▶ Exercise prompt
Repeat each entry exactly.

▶ The data
··········

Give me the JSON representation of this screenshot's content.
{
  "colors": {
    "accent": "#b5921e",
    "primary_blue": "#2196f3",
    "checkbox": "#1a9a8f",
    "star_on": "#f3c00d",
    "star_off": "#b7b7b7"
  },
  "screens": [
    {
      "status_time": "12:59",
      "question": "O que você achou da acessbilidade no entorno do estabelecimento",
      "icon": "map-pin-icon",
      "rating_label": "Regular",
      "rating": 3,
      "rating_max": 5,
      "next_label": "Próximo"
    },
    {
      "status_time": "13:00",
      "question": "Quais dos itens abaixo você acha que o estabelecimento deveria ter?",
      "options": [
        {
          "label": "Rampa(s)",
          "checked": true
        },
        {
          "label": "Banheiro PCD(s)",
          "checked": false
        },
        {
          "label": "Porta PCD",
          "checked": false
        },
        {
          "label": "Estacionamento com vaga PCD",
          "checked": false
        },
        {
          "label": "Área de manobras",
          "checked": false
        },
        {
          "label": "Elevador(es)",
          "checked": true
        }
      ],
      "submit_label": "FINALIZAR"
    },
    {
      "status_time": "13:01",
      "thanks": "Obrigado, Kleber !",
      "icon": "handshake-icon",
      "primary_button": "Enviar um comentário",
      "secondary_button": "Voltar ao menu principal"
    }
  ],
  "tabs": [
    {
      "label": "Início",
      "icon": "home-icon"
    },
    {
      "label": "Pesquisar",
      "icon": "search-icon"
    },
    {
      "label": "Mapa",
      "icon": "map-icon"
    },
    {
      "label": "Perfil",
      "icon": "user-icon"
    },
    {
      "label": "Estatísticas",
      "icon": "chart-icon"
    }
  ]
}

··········

▶ Task response
Give me the JSON representation of this screenshot's content.
{
  "colors": {
    "accent": "#b5921e",
    "primary_blue": "#2196f3",
    "checkbox": "#1a9a8f",
    "star_on": "#f3c00d",
    "star_off": "#b7b7b7"
  },
  "screens": [
    {
      "status_time": "12:59",
      "question": "O que você achou da acessbilidade no entorno do estabelecimento",
      "icon": "map-pin-icon",
      "rating_label": "Regular",
      "rating": 3,
      "rating_max": 5,
      "next_label": "Próximo"
    },
    {
      "status_time": "13:00",
      "question": "Quais dos itens abaixo você acha que o estabelecimento deveria ter?",
      "options": [
        {
          "label": "Rampa(s)",
          "checked": true
        },
        {
          "label": "Banheiro PCD(s)",
          "checked": false
        },
        {
          "label": "Porta PCD",
          "checked": false
        },
        {
          "label": "Estacionamento com vaga PCD",
          "checked": false
        },
        {
          "label": "Área de manobras",
          "checked": false
        },
        {
          "label": "Elevador(es)",
          "checked": true
        }
      ],
      "submit_label": "FINALIZAR"
    },
    {
      "status_time": "13:01",
      "thanks": "Obrigado, Kleber !",
      "icon": "handshake-icon",
      "primary_button": "Enviar um comentário",
      "secondary_button": "Voltar ao menu principal"
    }
  ],
  "tabs": [
    {
      "label": "Início",
      "icon": "home-icon"
    },
    {
      "label": "Pesquisar",
      "icon": "search-icon"
    },
    {
      "label": "Mapa",
      "icon": "map-icon"
    },
    {
      "label": "Perfil",
      "icon": "user-icon"
    },
    {
      "label": "Estatísticas",
      "icon": "chart-icon"
    }
  ]
}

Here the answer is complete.